Goal of the exercise: All entries must be extracted exactly, with nothing added or dropped.

Data to examine:
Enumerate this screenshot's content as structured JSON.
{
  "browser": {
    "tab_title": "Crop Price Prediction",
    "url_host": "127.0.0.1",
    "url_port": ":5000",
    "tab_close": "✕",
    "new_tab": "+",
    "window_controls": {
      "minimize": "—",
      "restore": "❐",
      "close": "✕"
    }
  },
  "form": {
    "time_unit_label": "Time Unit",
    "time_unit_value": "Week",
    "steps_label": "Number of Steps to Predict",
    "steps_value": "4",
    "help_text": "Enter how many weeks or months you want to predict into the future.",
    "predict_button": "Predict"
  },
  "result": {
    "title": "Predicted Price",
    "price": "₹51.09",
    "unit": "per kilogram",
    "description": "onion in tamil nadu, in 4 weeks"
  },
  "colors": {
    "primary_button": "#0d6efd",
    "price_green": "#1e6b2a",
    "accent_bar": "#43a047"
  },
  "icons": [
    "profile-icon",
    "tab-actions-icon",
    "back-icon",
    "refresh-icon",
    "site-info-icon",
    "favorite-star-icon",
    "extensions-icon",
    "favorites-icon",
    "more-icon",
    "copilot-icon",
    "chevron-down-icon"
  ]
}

Exercise result:
Enumerate this screenshot's content as structured JSON.
{
  "browser": {
    "tab_title": "Crop Price Prediction",
    "url_host": "127.0.0.1",
    "url_port": ":5000",
    "tab_close": "✕",
    "new_tab": "+",
    "window_controls": {
      "minimize": "—",
      "restore": "❐",
      "close": "✕"
    }
  },
  "form": {
    "time_unit_label": "Time Unit",
    "time_unit_value": "Week",
    "steps_label": "Number of Steps to Predict",
    "steps_value": "4",
    "help_text": "Enter how many weeks or months you want to predict into the future.",
    "predict_button": "Predict"
  },
  "result": {
    "title": "Predicted Price",
    "price": "₹51.09",
    "unit": "per kilogram",
    "description": "onion in tamil nadu, in 4 weeks"
  },
  "colors": {
    "primary_button": "#0d6efd",
    "price_green": "#1e6b2a",
    "accent_bar": "#43a047"
  },
  "icons": [
    "profile-icon",
    "tab-actions-icon",
    "back-icon",
    "refresh-icon",
    "site-info-icon",
    "favorite-star-icon",
    "extensions-icon",
    "favorites-icon",
    "more-icon",
    "copilot-icon",
    "chevron-down-icon"
  ]
}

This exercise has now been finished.